◆ WHAT YOU NEED TO DO: What is the number of lines below that contain the string "Child"? Give it and nothing else.
Start of Block
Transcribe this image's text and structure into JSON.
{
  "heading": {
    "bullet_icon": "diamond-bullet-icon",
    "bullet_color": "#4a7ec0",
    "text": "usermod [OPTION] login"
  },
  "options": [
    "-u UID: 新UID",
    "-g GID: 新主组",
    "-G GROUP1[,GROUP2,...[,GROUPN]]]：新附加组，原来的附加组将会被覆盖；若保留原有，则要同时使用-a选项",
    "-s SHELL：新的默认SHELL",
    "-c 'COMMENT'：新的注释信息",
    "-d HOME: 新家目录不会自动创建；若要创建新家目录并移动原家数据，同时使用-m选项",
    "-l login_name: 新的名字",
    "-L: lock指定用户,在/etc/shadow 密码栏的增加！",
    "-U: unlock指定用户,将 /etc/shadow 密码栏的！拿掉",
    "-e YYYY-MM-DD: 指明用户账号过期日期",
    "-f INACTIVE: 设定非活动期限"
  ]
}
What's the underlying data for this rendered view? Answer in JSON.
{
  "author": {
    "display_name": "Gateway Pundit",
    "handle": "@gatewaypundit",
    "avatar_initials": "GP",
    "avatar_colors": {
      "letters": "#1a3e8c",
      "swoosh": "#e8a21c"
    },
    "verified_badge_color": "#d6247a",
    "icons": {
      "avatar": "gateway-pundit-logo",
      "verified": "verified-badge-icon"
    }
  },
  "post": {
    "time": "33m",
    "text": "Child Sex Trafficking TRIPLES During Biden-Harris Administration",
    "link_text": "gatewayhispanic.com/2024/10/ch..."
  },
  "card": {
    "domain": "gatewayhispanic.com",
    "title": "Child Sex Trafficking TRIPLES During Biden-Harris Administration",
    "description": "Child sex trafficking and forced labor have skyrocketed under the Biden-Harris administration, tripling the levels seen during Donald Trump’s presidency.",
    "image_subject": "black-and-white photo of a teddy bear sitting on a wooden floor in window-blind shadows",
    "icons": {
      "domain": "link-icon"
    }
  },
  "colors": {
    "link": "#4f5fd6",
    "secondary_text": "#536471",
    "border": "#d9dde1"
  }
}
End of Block
◆ REPLY TO THE TASK: 3